It was this team of scientists that produced the present breakthrough, which was achieved by the use of ion selective microelectrodes to measure pH gradients in different points along the duct.



In their investigation, they discovered that the pH level steadily declined from a somewhat neutral 7.6 to a much more acidic 5.7 halfway along the drainage duct.

Importantly, the researchers determined that the enzyme carbonic anhydrase was responsible for retaining the pH decrease. 


When this enzyme is activated, carbon dioxide and water are converted to hydrogen carbonate and protons, which raises the acidity of the surrounding environment. It is also possible to turn the procedure back around.



On the other hand, they discovered that the carbon dioxide pressure increased as it traveled down the duct, which may have an impact on the spicroin.

During this process, the spidroin protein undergoes modification. It was prevented from binding and clustering because of the pH value of 7.4.

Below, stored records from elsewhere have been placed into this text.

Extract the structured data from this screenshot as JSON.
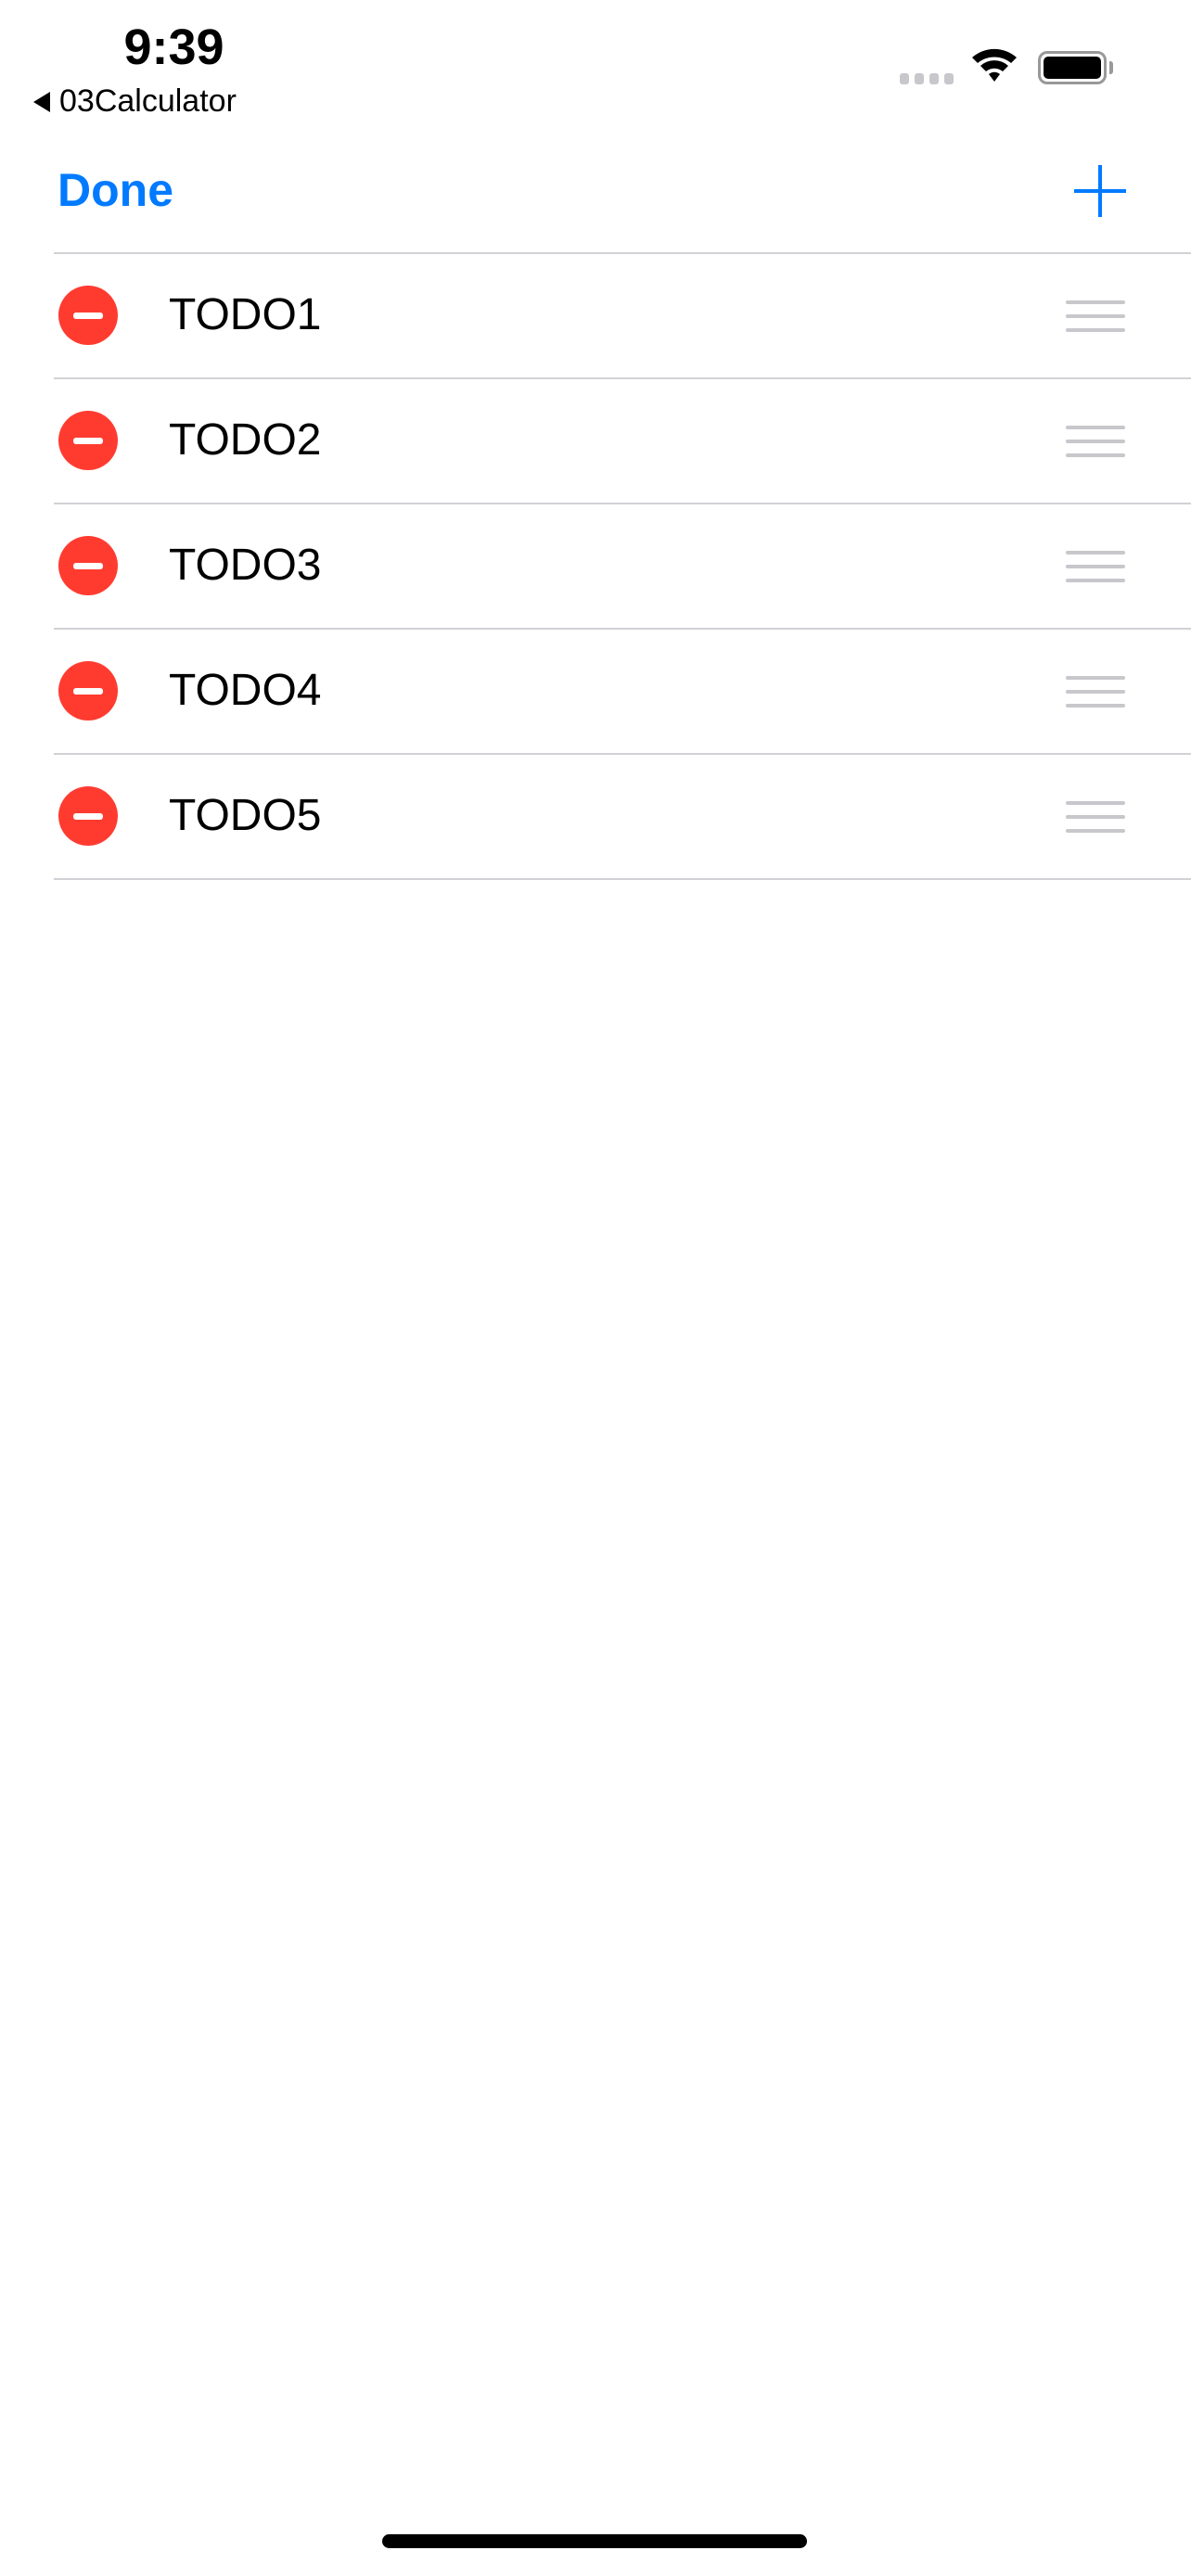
{
  "status_bar": {
    "time": "9:39",
    "back_app": "03Calculator",
    "icons": [
      "signal-icon",
      "wifi-icon",
      "battery-icon"
    ]
  },
  "nav": {
    "done_label": "Done",
    "add_icon": "plus-icon"
  },
  "items": [
    {
      "label": "TODO1"
    },
    {
      "label": "TODO2"
    },
    {
      "label": "TODO3"
    },
    {
      "label": "TODO4"
    },
    {
      "label": "TODO5"
    }
  ],
  "colors": {
    "accent": "#007AFF",
    "delete": "#FF3B30",
    "separator": "#d1d1d6"
  }
}
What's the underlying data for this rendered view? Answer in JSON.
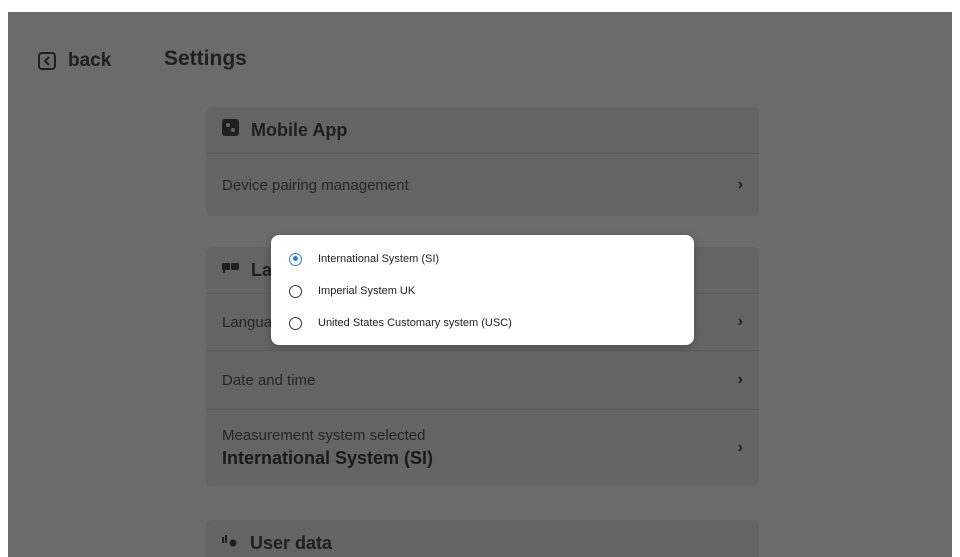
{
  "header": {
    "back_label": "back",
    "title": "Settings"
  },
  "mobile_app": {
    "title": "Mobile App",
    "icon": "mobile-app-icon",
    "rows": [
      {
        "label": "Device pairing management"
      }
    ]
  },
  "language_card": {
    "title_partial": "La",
    "icon": "language-icon",
    "rows": [
      {
        "label": "Langua"
      },
      {
        "label": "Date and time"
      }
    ],
    "measurement": {
      "label": "Measurement system selected",
      "value": "International System (SI)"
    }
  },
  "user_data": {
    "title": "User data",
    "icon": "user-data-icon"
  },
  "dialog": {
    "options": [
      {
        "label": "International System (SI)",
        "selected": true
      },
      {
        "label": "Imperial System UK",
        "selected": false
      },
      {
        "label": "United States Customary system (USC)",
        "selected": false
      }
    ]
  },
  "colors": {
    "accent": "#2a7fd4",
    "overlay": "#6b6b6b"
  }
}
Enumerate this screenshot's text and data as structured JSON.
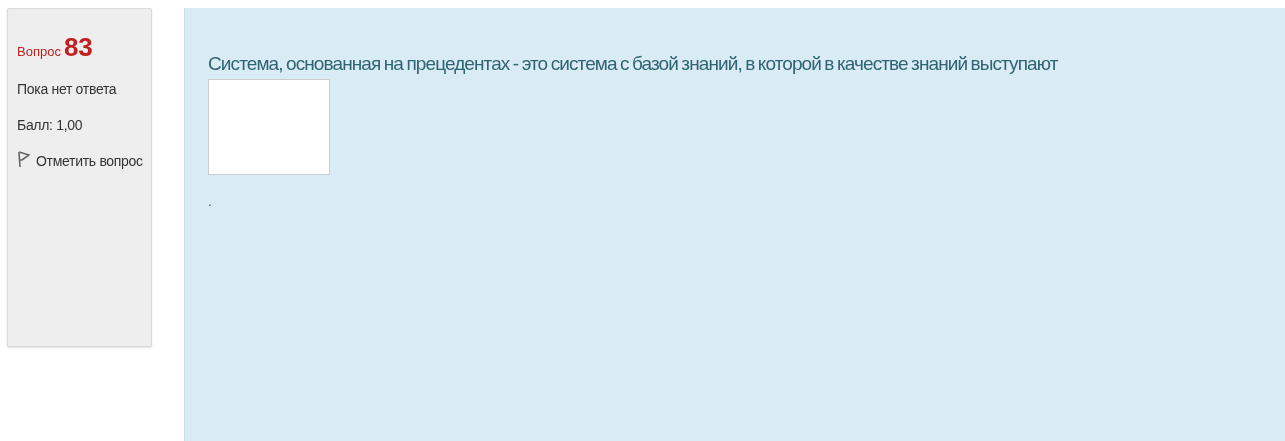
{
  "info": {
    "label": "Вопрос",
    "number": "83",
    "status": "Пока нет ответа",
    "grade": "Балл: 1,00",
    "flag_link": "Отметить вопрос"
  },
  "question": {
    "text": "Система, основанная на прецедентах - это система с базой знаний, в которой в качестве знаний выступают",
    "after_answer": "."
  }
}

Because of the acidic environment in which they are pushed, proteins begin to bind together and “unfold,” resulting in the formation of silk fiber.



In their paper, Rising and Johansson write, “The spider has developed unique methods for managing the water solubility of the proteins as well as their ‘clustering.'”



Is spider silk used in industry?

Web spider silk is an incredibly strong and useful substance that would be an excellent component of a wide range of manufactured items, such as exceptionally strong cables and bullet-proof jackets.

According to Rising and Johannson, “because to the high expense of artificial spider silk, we believe that it will be employed first in regenerative medicine, where researchers are attempting to repair and regenerate human tissue.”




The qualities of spider silk are unmatched by any other synthetic material at the moment. A significant period of time will pass before it can be manufactured on a wide basis. We can safely say that spider farms are not the solution.


“Spiders are territorial, and if they are kept together, they will devour one another.” –

According to Anna Rising and Jan Johannson, we have been able to produce small amounts of silk proteins with the help of bacteria, but no one has been able to join these together to form a thread that comes anywhere close to matching the fantastic properties of the real thing, which is made by spiders. 



Anna Rising and Jan Johannson write that we have been able to create small amounts of silk proteins with the help of bacteria, but no one has succeeded in joining these together to form a thread that comes anywhere close to matching the fabulous properties



As Rising and Johannson explain, “Our results may be utilized to imitate the spider’s mechanism of silk production in a more natural manner than has previously been achieved.”



We would need to first develop a more cost-effective, large-scale method of producing silk proteins, followed by the development of a reliable spinning machine, the researchers said.